Surely it's just a question of semantics, you might think. Well no, it isn't, and the question has seen a grand falling-out between the formerly friendly neighbors.

On Tuesday, the foreign ministers of Russia, Kazakhstan, Azerbaijan, Turkmenistan and Iran meet in Moscow to try to answer this age-old riddle for once and for all.

What it boils down to is oil, and the abundant reserves that lie beneath the sea (or should that be lake?) bed. If the Caspian were a lake, its riches would be split evenly between the five coastal states. As a sea, however, its bottom is divided up according to the length of each country's coastline.

Russia, Kazakhstan and Azerbaijan are very happy with the current "sea" definition.
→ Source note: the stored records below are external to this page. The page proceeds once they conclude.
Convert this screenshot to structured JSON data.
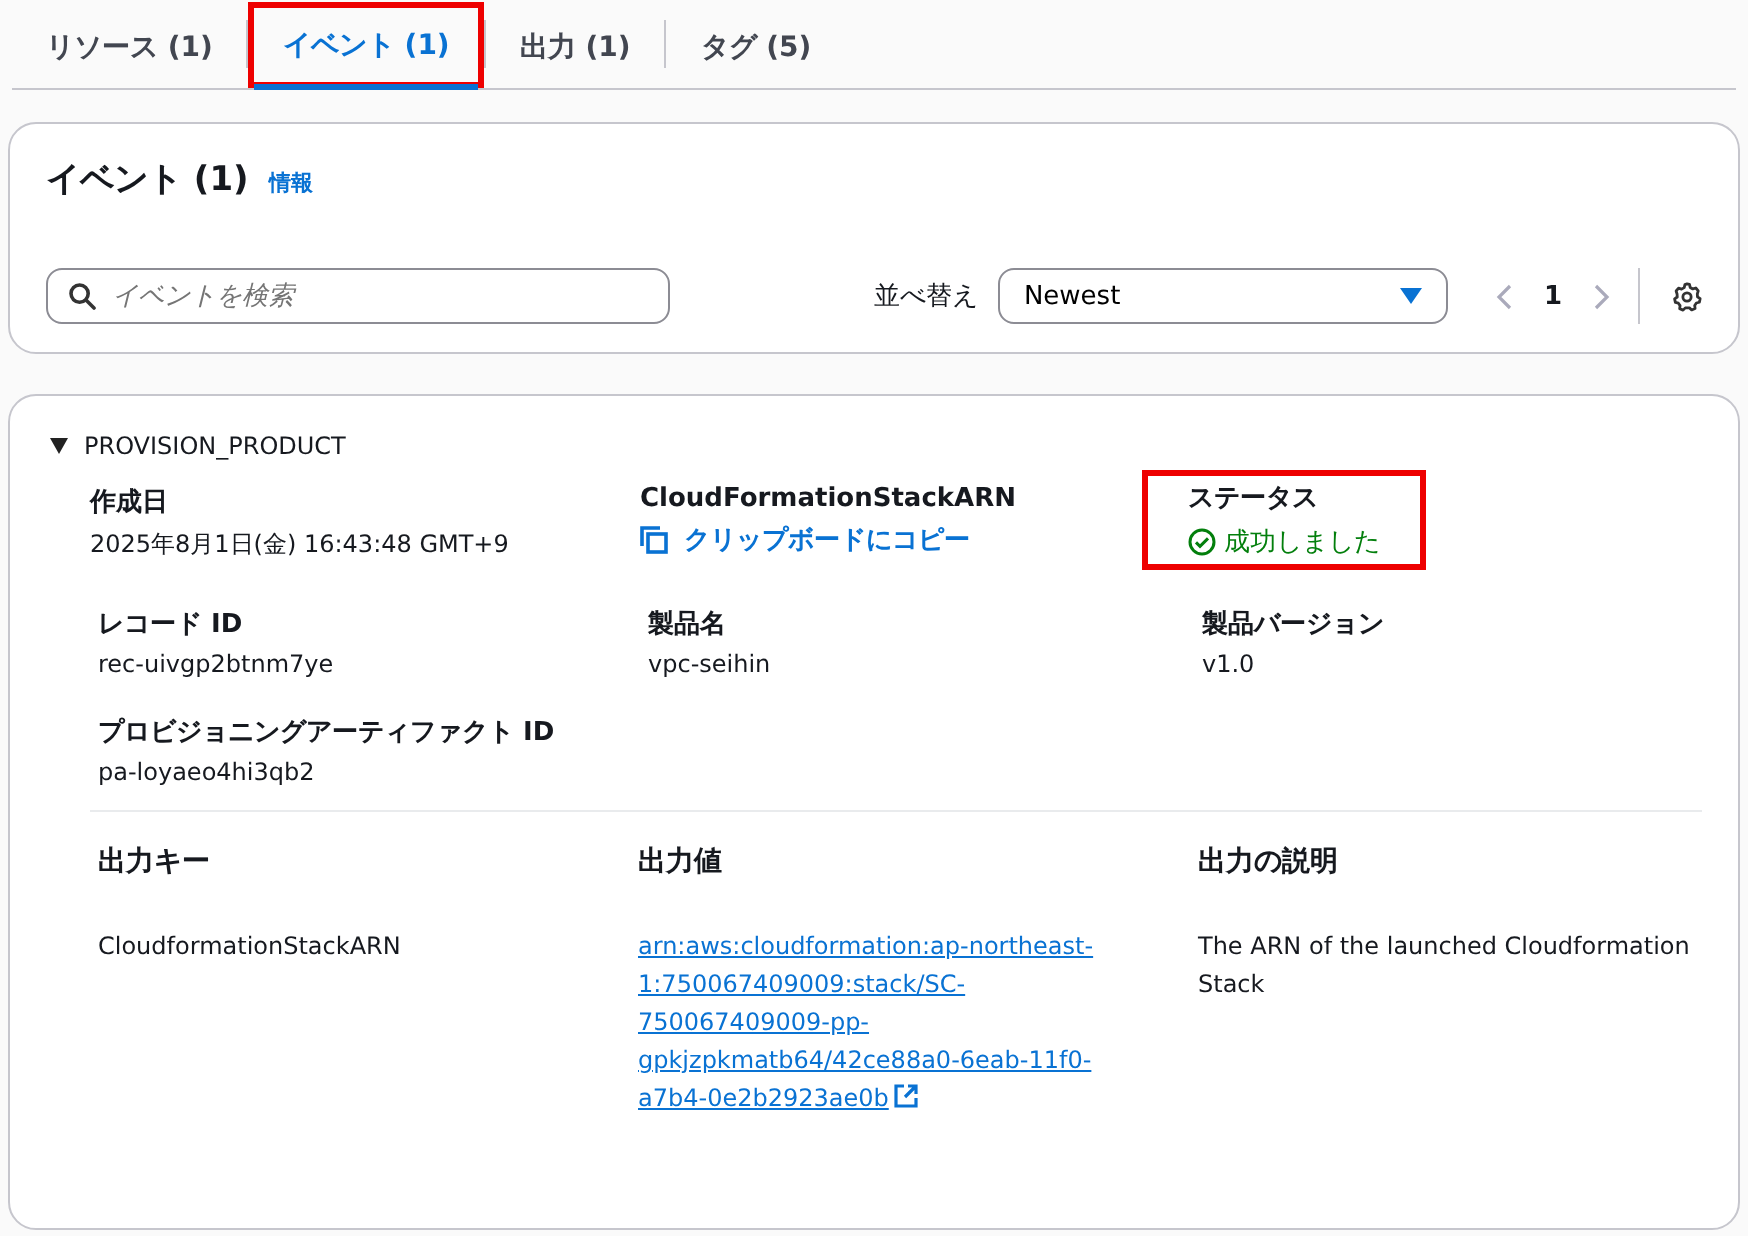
{
  "tabs": [
    {
      "label": "リソース (1)",
      "selected": false,
      "highlighted": false
    },
    {
      "label": "イベント (1)",
      "selected": true,
      "highlighted": true
    },
    {
      "label": "出力 (1)",
      "selected": false,
      "highlighted": false
    },
    {
      "label": "タグ (5)",
      "selected": false,
      "highlighted": false
    }
  ],
  "events_panel": {
    "title": "イベント (1)",
    "info_link": "情報",
    "search": {
      "placeholder": "イベントを検索"
    },
    "sort": {
      "label": "並べ替え",
      "value": "Newest"
    },
    "pagination": {
      "page": "1"
    }
  },
  "event": {
    "name": "PROVISION_PRODUCT",
    "expanded": true,
    "fields": [
      {
        "kind": "text",
        "label": "作成日",
        "value": "2025年8月1日(金) 16:43:48 GMT+9",
        "highlighted": false
      },
      {
        "kind": "copy",
        "label": "CloudFormationStackARN",
        "value": "クリップボードにコピー",
        "highlighted": false
      },
      {
        "kind": "status",
        "label": "ステータス",
        "value": "成功しました",
        "highlighted": true
      },
      {
        "kind": "text",
        "label": "レコード ID",
        "value": "rec-uivgp2btnm7ye",
        "highlighted": false
      },
      {
        "kind": "text",
        "label": "製品名",
        "value": "vpc-seihin",
        "highlighted": false
      },
      {
        "kind": "text",
        "label": "製品バージョン",
        "value": "v1.0",
        "highlighted": false
      },
      {
        "kind": "text",
        "label": "プロビジョニングアーティファクト ID",
        "value": "pa-loyaeo4hi3qb2",
        "highlighted": false
      }
    ],
    "outputs": {
      "columns": [
        "出力キー",
        "出力値",
        "出力の説明"
      ],
      "rows": [
        {
          "key": "CloudformationStackARN",
          "value": "arn:aws:cloudformation:ap-northeast-1:750067409009:stack/SC-750067409009-pp-gpkjzpkmatb64/42ce88a0-6eab-11f0-a7b4-0e2b2923ae0b",
          "description": "The ARN of the launched Cloudformation Stack"
        }
      ]
    }
  }
}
But Iran and Turkmenistan, with shorter coastlines, are pushing for the Caspian's status to be changed.

In the old days, of course, it didn't matter, as four of the five Caspian states were part of the Soviet Union, and the fifth got on famously with Moscow. But now that it's each to his own, the gloves are off.

I doubt they'll come to any sort of agreement this week. They've been arguing the point for the last 10 years without any sign of a breakthrough, and now that the full extent of the Caspian's oil reserves has come to light, everyone wants to get his hands on them.
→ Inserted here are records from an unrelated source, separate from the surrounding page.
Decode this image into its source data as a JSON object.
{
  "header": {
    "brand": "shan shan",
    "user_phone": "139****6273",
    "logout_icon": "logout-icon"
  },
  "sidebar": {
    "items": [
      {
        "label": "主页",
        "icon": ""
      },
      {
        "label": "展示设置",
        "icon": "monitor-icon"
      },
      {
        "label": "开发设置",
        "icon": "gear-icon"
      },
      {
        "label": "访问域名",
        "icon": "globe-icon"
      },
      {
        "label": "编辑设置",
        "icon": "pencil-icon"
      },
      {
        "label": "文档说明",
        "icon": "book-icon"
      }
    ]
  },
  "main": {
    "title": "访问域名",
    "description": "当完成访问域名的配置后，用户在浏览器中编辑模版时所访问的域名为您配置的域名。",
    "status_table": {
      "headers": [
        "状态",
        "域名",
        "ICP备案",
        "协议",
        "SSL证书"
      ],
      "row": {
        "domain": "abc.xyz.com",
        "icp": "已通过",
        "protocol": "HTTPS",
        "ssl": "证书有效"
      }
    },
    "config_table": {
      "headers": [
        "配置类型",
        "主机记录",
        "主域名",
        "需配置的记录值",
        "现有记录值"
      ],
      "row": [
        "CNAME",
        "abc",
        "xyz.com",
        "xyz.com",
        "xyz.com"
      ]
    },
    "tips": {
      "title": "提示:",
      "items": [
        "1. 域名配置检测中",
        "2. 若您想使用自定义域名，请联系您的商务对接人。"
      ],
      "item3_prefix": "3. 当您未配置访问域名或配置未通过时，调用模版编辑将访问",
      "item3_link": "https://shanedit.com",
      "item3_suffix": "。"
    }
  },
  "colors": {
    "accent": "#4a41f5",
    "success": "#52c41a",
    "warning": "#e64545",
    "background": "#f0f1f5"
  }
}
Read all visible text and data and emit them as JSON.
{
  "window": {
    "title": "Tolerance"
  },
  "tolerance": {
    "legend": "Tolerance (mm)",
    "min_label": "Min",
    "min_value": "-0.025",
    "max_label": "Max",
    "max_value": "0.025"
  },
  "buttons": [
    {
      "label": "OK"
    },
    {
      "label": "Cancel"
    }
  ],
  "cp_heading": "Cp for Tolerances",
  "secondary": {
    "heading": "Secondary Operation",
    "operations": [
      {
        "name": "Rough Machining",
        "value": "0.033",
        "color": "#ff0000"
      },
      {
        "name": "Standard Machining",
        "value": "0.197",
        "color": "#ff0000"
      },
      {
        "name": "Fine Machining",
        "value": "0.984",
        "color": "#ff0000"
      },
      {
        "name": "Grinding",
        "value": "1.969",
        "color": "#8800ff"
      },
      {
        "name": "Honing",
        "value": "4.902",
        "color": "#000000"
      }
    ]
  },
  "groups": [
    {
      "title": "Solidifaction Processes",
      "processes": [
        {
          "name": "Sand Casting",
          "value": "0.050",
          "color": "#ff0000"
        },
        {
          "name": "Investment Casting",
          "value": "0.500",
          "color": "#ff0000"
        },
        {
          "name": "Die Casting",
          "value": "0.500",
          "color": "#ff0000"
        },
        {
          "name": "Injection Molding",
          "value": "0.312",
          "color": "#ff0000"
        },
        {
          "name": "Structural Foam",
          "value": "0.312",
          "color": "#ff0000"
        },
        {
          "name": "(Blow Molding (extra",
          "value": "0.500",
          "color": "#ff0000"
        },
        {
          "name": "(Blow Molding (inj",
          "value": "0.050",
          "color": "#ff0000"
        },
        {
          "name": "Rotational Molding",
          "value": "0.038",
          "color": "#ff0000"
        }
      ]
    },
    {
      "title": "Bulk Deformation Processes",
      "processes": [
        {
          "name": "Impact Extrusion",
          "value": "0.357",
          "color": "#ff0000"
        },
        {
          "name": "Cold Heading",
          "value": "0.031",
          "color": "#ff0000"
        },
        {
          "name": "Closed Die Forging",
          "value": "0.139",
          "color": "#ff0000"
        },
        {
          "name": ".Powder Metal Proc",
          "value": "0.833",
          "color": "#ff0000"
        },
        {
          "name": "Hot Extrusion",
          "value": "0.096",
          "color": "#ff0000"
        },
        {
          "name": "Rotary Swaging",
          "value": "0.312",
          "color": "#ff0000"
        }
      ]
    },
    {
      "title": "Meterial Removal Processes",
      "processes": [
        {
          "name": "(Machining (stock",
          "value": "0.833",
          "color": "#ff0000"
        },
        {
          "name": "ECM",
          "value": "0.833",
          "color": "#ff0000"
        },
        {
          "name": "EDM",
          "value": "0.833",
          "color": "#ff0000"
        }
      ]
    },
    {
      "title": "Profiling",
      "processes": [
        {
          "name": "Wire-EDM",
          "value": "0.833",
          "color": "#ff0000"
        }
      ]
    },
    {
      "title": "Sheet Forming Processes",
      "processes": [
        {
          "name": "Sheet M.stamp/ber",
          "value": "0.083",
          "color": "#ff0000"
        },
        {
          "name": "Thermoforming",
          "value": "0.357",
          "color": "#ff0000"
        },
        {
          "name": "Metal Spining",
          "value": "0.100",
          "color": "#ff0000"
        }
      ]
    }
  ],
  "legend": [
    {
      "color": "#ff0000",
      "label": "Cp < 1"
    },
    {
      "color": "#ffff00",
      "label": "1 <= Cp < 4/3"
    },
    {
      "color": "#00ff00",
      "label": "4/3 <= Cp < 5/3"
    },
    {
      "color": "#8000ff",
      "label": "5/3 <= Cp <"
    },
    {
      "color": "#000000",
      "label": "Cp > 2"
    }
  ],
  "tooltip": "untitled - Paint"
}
The simmering row erupted three years ago when Iranian marine guards fired at an Azeri oil exploration ship in the southern sector of the Caspian. Tehran said the ship was trespassing in its territorial waters, and all work on the disputed oil field has now been halted.
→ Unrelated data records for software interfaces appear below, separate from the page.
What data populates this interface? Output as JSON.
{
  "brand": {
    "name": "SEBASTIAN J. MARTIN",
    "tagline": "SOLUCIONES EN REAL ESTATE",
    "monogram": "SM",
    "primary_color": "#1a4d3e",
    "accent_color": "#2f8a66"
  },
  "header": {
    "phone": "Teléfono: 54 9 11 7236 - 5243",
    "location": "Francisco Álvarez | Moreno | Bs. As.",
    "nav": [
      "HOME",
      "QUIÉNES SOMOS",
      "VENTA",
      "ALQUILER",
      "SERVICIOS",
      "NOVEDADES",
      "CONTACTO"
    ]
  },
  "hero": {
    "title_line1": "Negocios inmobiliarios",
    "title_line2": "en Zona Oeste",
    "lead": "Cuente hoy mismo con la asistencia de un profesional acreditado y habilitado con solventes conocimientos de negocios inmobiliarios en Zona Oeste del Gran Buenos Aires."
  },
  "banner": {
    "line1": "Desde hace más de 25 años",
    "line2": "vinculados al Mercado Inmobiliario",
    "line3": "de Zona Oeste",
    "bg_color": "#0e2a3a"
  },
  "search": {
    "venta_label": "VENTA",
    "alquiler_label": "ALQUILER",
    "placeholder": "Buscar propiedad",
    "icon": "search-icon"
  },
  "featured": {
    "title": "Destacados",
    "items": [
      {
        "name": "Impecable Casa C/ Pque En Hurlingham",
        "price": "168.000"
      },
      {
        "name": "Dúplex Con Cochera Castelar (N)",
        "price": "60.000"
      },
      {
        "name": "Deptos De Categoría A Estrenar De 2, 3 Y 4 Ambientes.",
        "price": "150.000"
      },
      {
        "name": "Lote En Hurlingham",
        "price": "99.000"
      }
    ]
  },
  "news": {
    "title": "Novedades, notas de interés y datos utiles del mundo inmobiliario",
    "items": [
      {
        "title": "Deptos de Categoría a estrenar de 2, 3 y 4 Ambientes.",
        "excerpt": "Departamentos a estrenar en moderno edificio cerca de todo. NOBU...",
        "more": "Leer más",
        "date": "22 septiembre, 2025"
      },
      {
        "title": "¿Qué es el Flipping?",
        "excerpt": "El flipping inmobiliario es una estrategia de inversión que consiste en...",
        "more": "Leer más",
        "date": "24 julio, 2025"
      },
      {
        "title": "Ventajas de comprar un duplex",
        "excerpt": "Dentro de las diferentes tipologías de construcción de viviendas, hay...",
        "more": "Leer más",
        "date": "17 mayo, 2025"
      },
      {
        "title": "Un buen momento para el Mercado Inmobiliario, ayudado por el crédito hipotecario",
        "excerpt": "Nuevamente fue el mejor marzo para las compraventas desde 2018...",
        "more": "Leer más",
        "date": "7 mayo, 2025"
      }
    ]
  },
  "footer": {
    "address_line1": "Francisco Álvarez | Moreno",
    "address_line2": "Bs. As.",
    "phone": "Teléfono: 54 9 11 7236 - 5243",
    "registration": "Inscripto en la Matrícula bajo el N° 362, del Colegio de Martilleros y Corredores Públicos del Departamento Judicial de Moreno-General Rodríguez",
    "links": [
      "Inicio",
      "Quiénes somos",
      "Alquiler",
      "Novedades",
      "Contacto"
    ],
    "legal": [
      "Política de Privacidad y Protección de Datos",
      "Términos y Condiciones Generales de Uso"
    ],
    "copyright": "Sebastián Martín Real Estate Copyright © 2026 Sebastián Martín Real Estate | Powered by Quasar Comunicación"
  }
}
There's even a dispute over what the Caspian should be called, and when Azerbaijan's late leader, Haidar Aliyev, went to Tehran to meet President Khatami, the two practically came to blows over what to call it.

As for the Turkmens, it's anyone's guess what line they will take. I read this week that Sapamurat Niyazov, the eccentric leader of Turkmenistan, has had an entire village leveled because it obscured his view of a showpiece mosque.

In the past, Niyazov -- or Turkmenbashi, as he likes to be called, a name that means Father of All the Turkmens -- has renamed the days of the week in honor of members of his family. Reclassifying a sea as a lake would be a mere trifle in his book.

With none of the sides likely to concede an inch, it looks like the sea versus lake show is one that will run and run.

Chloe Arnold is a freelance journalist based in Baku, Azerbaijan.